◆ **Work instructions**:
Say how many lines of the entries below include "Vietnamese", giving nothing but that number.

◆ **Data for this exercise**:
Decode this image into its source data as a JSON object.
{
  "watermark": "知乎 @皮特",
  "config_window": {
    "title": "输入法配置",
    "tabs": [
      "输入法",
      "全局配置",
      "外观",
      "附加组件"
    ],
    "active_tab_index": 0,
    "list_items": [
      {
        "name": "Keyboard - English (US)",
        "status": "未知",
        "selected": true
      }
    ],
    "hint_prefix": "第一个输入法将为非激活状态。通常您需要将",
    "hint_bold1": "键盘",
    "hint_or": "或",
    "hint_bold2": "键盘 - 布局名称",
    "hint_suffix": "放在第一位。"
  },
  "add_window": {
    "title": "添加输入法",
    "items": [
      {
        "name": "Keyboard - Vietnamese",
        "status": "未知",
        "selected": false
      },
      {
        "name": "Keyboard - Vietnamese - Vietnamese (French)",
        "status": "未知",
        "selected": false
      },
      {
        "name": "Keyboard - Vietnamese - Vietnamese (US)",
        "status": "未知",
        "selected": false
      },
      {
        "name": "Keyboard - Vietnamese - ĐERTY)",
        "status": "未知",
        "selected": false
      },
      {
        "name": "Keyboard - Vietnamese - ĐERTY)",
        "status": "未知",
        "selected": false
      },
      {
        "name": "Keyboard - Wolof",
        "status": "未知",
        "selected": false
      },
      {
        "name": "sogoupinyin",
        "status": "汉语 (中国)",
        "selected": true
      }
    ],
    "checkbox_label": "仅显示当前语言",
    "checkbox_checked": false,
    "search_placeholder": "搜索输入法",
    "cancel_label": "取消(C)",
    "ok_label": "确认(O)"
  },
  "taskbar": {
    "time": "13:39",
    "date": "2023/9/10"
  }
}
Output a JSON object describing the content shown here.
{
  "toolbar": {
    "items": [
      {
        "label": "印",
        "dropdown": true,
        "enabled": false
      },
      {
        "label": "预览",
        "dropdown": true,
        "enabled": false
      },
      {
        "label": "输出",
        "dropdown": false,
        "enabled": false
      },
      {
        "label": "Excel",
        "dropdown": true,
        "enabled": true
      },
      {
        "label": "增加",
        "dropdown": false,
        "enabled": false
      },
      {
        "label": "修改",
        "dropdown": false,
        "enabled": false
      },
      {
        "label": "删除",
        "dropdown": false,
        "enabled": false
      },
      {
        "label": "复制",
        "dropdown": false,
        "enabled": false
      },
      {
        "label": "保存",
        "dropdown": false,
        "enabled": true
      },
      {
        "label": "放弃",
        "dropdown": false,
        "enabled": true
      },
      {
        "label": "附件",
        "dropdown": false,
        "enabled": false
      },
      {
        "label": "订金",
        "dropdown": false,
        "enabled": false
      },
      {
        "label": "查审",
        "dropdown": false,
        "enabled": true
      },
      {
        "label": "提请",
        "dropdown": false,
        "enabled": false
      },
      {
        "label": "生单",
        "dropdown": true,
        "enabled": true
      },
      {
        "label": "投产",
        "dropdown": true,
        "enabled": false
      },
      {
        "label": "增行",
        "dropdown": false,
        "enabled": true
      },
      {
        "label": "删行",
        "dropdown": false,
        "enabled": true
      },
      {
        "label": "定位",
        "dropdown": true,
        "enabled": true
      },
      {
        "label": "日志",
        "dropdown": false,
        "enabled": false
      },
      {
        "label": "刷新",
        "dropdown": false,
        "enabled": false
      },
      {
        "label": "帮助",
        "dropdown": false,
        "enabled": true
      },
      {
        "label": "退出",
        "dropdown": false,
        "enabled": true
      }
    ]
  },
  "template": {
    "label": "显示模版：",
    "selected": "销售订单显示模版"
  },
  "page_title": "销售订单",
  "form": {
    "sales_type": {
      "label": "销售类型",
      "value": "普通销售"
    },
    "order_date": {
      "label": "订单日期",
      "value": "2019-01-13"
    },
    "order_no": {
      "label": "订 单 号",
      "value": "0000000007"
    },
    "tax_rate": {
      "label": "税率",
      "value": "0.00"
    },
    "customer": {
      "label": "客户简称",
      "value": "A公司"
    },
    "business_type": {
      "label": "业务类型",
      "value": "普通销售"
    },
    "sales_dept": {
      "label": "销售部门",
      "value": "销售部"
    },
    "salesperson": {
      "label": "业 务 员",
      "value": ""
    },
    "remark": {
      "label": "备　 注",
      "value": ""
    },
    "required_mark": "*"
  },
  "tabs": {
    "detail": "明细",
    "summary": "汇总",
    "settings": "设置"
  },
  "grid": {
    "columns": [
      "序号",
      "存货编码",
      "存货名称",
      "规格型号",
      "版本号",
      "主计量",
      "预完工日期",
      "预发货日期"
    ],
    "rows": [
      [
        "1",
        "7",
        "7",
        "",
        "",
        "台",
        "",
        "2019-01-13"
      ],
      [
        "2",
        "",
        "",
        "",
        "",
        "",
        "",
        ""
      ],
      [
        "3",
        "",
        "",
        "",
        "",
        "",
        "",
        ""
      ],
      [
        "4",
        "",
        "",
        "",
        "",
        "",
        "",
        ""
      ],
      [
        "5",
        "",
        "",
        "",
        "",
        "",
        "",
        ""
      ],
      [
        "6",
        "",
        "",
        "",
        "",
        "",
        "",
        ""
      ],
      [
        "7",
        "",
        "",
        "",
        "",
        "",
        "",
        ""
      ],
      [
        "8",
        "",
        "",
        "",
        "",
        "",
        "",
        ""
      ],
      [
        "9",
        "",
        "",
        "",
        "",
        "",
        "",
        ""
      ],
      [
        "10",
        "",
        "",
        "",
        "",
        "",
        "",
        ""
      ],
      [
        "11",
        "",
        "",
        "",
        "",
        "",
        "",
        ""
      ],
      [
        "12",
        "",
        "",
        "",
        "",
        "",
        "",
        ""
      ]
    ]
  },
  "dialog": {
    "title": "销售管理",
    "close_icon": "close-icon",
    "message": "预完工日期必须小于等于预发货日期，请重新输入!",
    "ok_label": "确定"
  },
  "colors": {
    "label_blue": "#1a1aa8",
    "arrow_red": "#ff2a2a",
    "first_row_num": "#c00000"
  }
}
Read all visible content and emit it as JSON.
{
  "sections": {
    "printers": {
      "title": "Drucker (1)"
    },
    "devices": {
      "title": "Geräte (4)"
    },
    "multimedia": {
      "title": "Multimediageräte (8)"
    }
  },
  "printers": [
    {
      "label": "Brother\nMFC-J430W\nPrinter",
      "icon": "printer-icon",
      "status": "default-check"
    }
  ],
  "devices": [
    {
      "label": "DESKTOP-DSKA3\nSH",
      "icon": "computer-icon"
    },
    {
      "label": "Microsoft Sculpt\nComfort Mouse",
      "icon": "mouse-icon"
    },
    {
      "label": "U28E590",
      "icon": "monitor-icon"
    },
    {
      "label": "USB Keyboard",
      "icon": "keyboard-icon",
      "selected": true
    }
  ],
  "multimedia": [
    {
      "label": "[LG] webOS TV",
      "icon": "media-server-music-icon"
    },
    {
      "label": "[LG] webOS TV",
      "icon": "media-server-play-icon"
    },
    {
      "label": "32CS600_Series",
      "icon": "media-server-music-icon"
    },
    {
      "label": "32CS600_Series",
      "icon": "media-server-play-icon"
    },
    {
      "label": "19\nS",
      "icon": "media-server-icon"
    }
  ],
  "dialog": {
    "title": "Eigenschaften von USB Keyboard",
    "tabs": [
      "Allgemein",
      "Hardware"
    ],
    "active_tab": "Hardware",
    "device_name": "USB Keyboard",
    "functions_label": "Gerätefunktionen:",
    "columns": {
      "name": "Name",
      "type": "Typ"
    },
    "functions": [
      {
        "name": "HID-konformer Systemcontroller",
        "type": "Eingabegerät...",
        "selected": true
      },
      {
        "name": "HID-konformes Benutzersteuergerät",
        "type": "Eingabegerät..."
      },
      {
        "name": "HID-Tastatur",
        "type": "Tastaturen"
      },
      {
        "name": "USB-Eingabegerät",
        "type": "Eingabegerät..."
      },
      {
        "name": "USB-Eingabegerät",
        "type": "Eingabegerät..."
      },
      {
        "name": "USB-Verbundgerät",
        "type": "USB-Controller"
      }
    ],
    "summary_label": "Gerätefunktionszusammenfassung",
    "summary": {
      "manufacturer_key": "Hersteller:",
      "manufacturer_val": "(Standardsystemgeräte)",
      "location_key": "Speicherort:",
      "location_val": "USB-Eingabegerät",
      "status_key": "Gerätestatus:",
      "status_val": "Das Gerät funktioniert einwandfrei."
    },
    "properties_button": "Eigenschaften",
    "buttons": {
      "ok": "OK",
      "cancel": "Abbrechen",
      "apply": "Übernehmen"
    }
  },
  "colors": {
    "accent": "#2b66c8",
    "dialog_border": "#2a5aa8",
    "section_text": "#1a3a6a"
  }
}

◆ **The answer**:
5